Greetings and welcome to the Southern Appalachian Creature Feature.
We’re in the heat of summer, and one thing is evident – river recreation is on the uptick this year. Why not add a new dimension to hitting the water?
We think of snorkeling as a tropical, saltwater pastime, but there’s no reason we can’t bring it to freshwater, and there’s no better place than the rivers of the Southern Appalachians. The southeastern United States is a global hotspot of aquatic biodiversity, and the southern Appalachians are a key part of that. Aquatic biologists have long snorkeled rivers as a means to keep tabs on freshwater mussel populations and for laypeople, snorkeling provides a whole new way to view and enjoy wildlife.
Most river snorkeling requires only a swim suit and a snorkel with a mask, however you may want to consider water shoes or sandals, and even a wetsuit for our chilly streams.
Where to go? Rivers on National Park and National Forest Lands are a good start. That the area around these streams is protected helps ensure both clear water for viewing and higher water quality. When hitting the water, make sure you’re following rules for the site you’re visiting, and enjoy the wildlife, but don’t harm or take it with you.
For WNCW and the U.S. Fish and Wildlife Service, this is Gary Peeples.
- Asheville Ecological Services Field Office
- North Carolina
- Southern Appalachian Creature Feature

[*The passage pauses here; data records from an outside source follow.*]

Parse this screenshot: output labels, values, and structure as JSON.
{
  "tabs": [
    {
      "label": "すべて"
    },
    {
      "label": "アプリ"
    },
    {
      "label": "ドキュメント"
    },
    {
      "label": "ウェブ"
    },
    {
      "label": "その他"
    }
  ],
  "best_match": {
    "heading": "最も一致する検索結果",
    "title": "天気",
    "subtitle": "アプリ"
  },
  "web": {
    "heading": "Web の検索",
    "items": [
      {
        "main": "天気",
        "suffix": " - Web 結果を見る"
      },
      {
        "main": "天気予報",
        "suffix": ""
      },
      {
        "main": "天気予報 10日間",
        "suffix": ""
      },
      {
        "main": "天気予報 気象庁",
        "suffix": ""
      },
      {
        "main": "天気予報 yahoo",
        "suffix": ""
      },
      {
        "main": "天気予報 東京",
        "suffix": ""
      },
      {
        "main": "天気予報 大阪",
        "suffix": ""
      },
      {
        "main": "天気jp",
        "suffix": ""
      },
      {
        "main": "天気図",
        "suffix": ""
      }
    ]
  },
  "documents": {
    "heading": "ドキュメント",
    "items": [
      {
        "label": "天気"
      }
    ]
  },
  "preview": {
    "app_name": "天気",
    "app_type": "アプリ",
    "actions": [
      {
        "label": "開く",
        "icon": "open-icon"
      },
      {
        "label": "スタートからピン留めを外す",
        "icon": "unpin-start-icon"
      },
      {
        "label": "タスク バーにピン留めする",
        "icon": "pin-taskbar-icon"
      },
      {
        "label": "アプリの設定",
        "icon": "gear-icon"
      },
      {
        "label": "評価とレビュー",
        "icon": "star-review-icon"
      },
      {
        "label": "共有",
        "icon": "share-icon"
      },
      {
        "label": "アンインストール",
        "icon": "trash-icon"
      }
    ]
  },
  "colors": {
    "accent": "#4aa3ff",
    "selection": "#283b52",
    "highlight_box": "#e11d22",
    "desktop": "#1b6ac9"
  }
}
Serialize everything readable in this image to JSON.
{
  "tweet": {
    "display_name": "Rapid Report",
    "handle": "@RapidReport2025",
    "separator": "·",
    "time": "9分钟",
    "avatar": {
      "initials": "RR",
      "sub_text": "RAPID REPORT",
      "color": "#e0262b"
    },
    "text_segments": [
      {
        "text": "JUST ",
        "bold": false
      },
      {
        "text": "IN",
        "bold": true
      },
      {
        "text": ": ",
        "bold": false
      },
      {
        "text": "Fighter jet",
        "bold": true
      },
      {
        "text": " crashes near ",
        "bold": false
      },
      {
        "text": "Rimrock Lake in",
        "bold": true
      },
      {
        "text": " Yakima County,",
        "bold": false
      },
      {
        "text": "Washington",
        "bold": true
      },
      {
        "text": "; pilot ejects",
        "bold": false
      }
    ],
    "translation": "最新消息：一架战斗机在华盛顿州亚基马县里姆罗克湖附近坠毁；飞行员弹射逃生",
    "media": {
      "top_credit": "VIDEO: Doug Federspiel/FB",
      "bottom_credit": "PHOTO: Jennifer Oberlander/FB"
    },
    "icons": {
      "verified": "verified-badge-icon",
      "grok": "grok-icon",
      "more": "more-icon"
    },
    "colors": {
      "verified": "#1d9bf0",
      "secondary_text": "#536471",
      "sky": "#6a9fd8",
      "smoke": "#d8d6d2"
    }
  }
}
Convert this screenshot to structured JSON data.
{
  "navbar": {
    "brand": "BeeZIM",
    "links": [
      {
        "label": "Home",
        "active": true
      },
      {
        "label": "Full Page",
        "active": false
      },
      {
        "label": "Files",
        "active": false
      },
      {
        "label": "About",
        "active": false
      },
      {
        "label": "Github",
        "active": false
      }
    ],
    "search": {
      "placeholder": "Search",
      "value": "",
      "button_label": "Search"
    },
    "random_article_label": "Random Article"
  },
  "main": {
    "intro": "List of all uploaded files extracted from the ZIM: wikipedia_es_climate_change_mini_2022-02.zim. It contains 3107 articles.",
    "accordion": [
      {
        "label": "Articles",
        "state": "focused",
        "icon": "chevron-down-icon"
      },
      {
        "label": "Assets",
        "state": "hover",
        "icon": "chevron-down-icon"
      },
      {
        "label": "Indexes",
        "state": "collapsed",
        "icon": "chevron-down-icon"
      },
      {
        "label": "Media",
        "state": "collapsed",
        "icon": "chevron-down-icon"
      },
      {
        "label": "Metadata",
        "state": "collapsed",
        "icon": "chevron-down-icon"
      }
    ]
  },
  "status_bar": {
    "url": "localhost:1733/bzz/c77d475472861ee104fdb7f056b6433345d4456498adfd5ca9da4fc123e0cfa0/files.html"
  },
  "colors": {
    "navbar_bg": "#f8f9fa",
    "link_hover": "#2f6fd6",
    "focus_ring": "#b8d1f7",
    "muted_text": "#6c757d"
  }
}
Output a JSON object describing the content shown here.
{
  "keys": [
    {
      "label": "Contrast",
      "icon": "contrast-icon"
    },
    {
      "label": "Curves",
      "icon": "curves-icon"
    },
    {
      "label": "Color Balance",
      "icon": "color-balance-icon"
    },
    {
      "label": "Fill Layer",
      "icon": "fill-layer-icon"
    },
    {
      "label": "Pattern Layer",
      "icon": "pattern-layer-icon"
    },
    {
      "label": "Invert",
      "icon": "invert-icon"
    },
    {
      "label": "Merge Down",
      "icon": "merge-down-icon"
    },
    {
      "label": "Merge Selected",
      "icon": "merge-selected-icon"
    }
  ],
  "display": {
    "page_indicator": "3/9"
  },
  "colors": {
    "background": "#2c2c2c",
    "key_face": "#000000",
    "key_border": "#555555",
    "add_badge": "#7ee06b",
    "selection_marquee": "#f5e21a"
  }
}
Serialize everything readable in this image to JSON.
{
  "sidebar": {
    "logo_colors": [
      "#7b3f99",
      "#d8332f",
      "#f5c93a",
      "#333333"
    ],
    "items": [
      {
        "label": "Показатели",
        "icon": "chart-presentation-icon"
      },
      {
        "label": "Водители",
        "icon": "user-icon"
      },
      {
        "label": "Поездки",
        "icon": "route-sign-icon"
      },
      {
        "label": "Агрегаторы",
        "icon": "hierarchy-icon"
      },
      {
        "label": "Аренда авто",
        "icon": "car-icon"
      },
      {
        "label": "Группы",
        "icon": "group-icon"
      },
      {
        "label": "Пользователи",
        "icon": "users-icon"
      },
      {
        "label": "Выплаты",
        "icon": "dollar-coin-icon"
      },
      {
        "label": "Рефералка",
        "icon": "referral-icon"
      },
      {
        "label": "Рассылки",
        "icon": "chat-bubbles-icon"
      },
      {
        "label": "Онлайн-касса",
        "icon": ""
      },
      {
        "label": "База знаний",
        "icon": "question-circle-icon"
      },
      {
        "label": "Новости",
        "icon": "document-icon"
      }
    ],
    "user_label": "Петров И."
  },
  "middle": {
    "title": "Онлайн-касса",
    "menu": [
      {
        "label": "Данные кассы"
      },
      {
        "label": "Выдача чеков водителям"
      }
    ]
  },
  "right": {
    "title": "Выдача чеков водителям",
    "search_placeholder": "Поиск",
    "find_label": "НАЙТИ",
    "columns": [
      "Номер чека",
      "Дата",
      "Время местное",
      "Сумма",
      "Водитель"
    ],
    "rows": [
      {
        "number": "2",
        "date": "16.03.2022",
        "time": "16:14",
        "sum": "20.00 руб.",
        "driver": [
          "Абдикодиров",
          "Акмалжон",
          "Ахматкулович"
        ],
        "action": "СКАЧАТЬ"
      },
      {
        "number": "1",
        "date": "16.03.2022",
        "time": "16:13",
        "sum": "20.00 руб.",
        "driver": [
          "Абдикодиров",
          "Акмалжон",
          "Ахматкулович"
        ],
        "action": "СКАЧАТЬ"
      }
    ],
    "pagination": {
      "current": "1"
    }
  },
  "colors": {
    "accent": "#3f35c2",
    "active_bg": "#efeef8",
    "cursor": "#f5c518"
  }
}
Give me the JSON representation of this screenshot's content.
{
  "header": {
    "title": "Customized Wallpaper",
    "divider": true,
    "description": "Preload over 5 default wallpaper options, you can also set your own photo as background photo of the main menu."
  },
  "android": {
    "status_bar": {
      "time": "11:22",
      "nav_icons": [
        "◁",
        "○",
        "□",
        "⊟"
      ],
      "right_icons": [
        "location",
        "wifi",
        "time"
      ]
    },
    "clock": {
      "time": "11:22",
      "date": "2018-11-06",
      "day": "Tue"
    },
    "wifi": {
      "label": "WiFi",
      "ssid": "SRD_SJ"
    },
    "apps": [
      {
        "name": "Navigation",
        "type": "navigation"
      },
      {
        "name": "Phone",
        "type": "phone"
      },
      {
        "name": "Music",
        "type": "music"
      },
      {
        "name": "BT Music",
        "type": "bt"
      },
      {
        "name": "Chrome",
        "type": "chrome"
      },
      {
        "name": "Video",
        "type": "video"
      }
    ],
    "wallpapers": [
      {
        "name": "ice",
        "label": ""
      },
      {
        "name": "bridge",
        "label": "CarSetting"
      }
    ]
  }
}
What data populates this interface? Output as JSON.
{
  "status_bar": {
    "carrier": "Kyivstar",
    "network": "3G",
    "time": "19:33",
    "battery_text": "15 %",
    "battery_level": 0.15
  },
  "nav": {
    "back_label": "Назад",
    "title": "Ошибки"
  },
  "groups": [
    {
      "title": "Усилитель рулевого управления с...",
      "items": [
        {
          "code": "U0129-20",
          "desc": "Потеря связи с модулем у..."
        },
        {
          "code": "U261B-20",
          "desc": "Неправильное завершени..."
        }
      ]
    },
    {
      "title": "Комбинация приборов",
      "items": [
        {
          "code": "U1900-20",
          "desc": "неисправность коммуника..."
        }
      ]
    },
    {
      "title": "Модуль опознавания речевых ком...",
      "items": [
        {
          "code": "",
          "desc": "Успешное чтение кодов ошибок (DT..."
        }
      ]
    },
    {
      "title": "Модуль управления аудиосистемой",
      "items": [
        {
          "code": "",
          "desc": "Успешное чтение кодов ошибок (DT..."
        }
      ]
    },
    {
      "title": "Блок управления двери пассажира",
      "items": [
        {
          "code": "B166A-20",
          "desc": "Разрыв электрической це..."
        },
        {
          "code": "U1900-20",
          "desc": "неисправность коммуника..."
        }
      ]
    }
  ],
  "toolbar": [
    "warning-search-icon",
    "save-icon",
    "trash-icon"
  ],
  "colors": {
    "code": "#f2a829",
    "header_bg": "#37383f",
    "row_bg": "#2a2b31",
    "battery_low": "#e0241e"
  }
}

The mission of the U.S. Fish and Wildlife Service is working with others to conserve, protect, and enhance fish, wildlife, plants, and their habitats for the continuing benefit of the American people. For more information on our work and the people who can make it happen, visit fws.gov. Connect with the Service on Facebook, follow our tweets, watch the YouTube Channel and download photos from Flickr.